[Text was originally published in the June 1997 – FPHPS Newsletter]
By Bill Reaves
The Lower Cape Fear has had its share of heroes but none so outstanding as Major James Reilly of Fort Fisher fame.
He was captured when the fort fell during the final battle on January 15, 1865, he and his men made a valiant attempt to save the earthwork bastion against overwhelming odds. Much has been written about his experiences at Fort Fisher but very little has been chronicled about his life before and alter the War Between the States.
James Reilly was born in Athlone, County Rosecommon, Ireland. He came to this country as a young man and soon became a regular in the United States Army during the war with Mexico. He was in General Worth’s column in the assault and capture of Mexico City.
When the “Civil War” began, he was then in charge of the two Federal forts — Caswell and Johnston — at the mouth of the Cape Fear River, when they were taken possession of by North Carolina State Troops.
Soon afterwards, his term of service in the United States Army expired and he entered the service of the Confederate States. He rose to the rank of Major of Artillery. His first wife died about 1877, and on September 28, 1878, he married Miss Martha E. Henry, daughter of William R. Henry, of Columbus County. The Henry family had lived earlier in the Moore’s Creek area of Pender County.
Reilly, with his new bride, soon constructed a fine frame house in the Maco area of Brunswick County, then called Farmer’s Turnout, or simply Farmers. In addition to building his residence, he donated a piece of property in the same neighborhood for the construction of a Catholic Mission chapel.
The Mission was begun shortly after the “Civil War” in the living room of William R. Henry, Reilly’s future father-in-law. The first congregation consisted of Mr. Henry, his wife, and three daughters, with Father Gross, of St. Thomas Catholic Church of Wilmington, officiating.
At the time, it was the only Catholic chapel in that part of the State, the nearest being the one in Wilmington and one in Fayetteville. It was the only Catholic place of worship between Wilmington and Florence, South Carolina.

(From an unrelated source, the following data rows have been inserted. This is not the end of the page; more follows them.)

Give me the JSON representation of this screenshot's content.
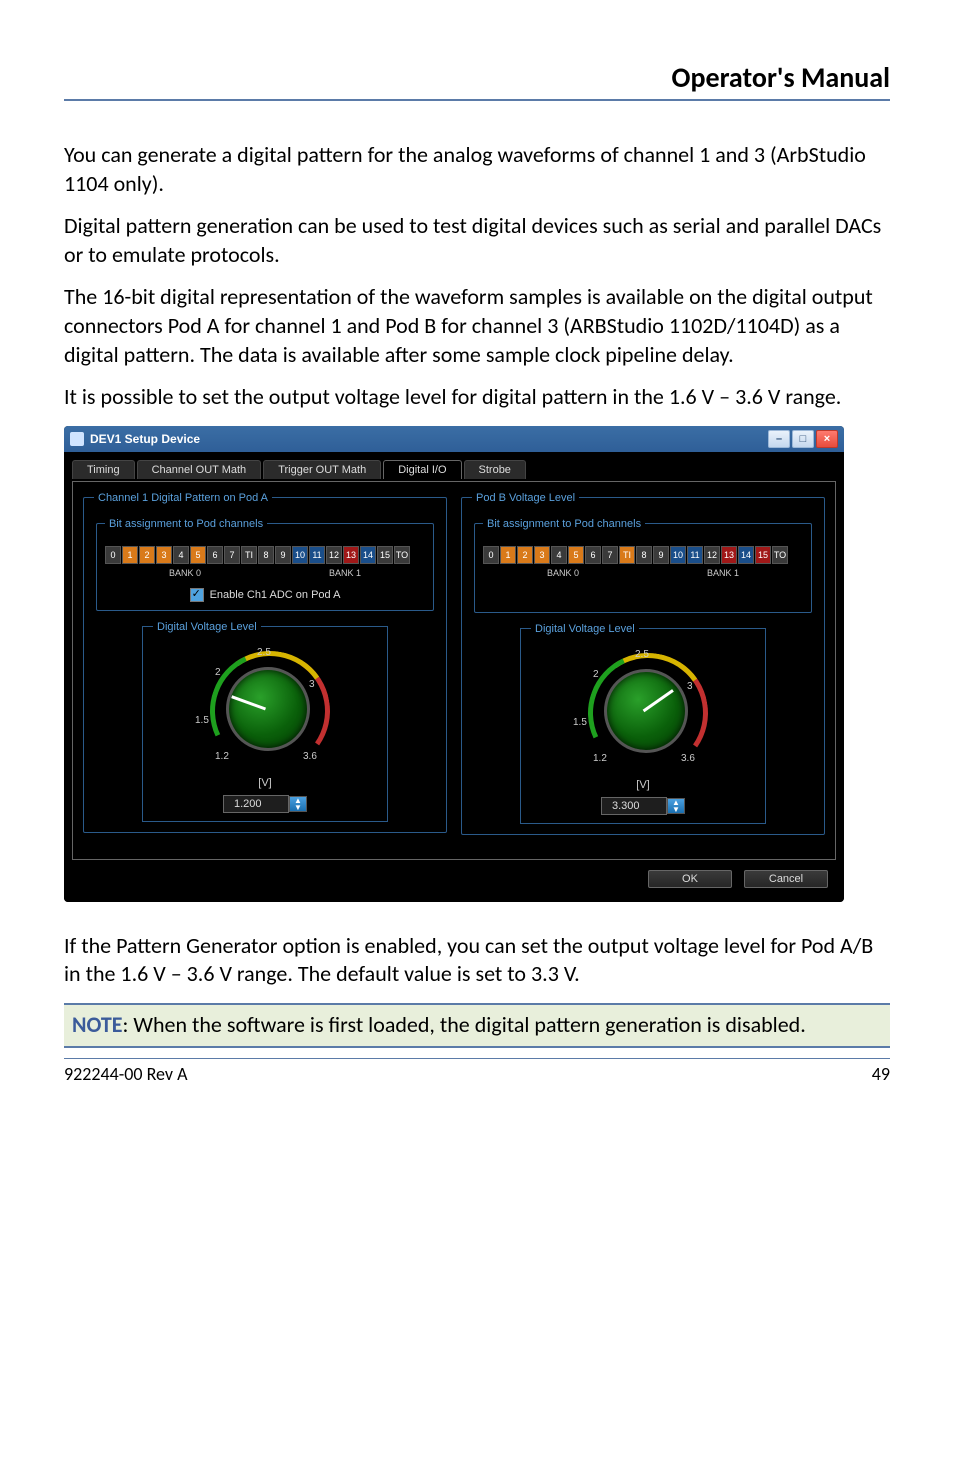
{
  "header": {
    "title": "Operator's Manual"
  },
  "para1": "You can generate a digital pattern for the analog waveforms of channel 1 and 3 (ArbStudio 1104 only).",
  "para2": "Digital pattern generation can be used to test digital devices such as serial and parallel DACs or to emulate protocols.",
  "para3": "The 16-bit digital representation of the waveform samples is available on the digital output connectors Pod A for channel 1 and Pod B for channel 3 (ARBStudio 1102D/1104D) as a digital pattern. The data is available after some sample clock pipeline delay.",
  "para4": "It is possible to set the output voltage level for digital pattern in the 1.6 V – 3.6 V range.",
  "dialog": {
    "title": "DEV1 Setup Device",
    "tabs": {
      "timing": "Timing",
      "chout": "Channel OUT Math",
      "trigout": "Trigger OUT Math",
      "digio": "Digital I/O",
      "strobe": "Strobe"
    },
    "left": {
      "group": "Channel 1 Digital Pattern on Pod A",
      "bits": "Bit assignment to Pod channels",
      "bank0": "BANK 0",
      "bank1": "BANK 1",
      "enable": "Enable Ch1 ADC on Pod A",
      "dvl": "Digital Voltage Level",
      "unit": "[V]",
      "value": "1.200",
      "ticks": {
        "t12": "1.2",
        "t15": "1.5",
        "t2": "2",
        "t25": "2.5",
        "t3": "3",
        "t36": "3.6"
      }
    },
    "right": {
      "group": "Pod B Voltage Level",
      "bits": "Bit assignment to Pod channels",
      "bank0": "BANK 0",
      "bank1": "BANK 1",
      "dvl": "Digital Voltage Level",
      "unit": "[V]",
      "value": "3.300",
      "ticks": {
        "t12": "1.2",
        "t15": "1.5",
        "t2": "2",
        "t25": "2.5",
        "t3": "3",
        "t36": "3.6"
      }
    },
    "bits": [
      "0",
      "1",
      "2",
      "3",
      "4",
      "5",
      "6",
      "7",
      "TI",
      "8",
      "9",
      "10",
      "11",
      "12",
      "13",
      "14",
      "15",
      "TO"
    ],
    "buttons": {
      "ok": "OK",
      "cancel": "Cancel"
    }
  },
  "para5": "If the Pattern Generator option is enabled, you can set the output voltage level for Pod A/B in the 1.6 V – 3.6 V range. The default value is set to 3.3 V.",
  "note": {
    "label": "NOTE",
    "text": ": When the software is first loaded, the digital pattern generation is disabled."
  },
  "footer": {
    "left": "922244-00 Rev A",
    "right": "49"
  }
}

Reilly soon became a very active member of the new Mission and he soon saw to it that a Catholic school was started. Miss Kate Sweeney was the first teacher. Later, several ladies of Wilmington taught at the school.
At first, the school was conducted in the church, which was named St. Paul’s, but the enrollment soon grew too large and a separate building was built, called St. Paul’s School. Not only Catholics, but many non Catholics received an excellent education there. The church and school thrived for many years, then eventually the families began to move away. Mrs. Charlotte Williams was the last member of the Congregation and she died in Richmond, Virginia, in 1928.
Major Reilly died at his Brunswick County home on November 5, 1894, and was buried at Wilmington’s Oakdale Cemetery. A very large procession, consisting of the Hibernian Benevolent Society, the Cape Fear Camp of Confederate Veterans, and a cortege of sorrowing relatives and fiends marched to the cemetery for the burial.
The Catholic Mission which he was so instrumental in starting, soon fell to ruin, with pigeons making their home in the and the nearby cemetery lost in a forest of weeds. [End]
[2015: Additional resources]
Do any descendants of Maj. James Reilly still live in the area?
Ben Steelman – StarNews
Dr. Lawrence Lee speaks of Major James Reilly – as told to Susan Taylor Block, 1996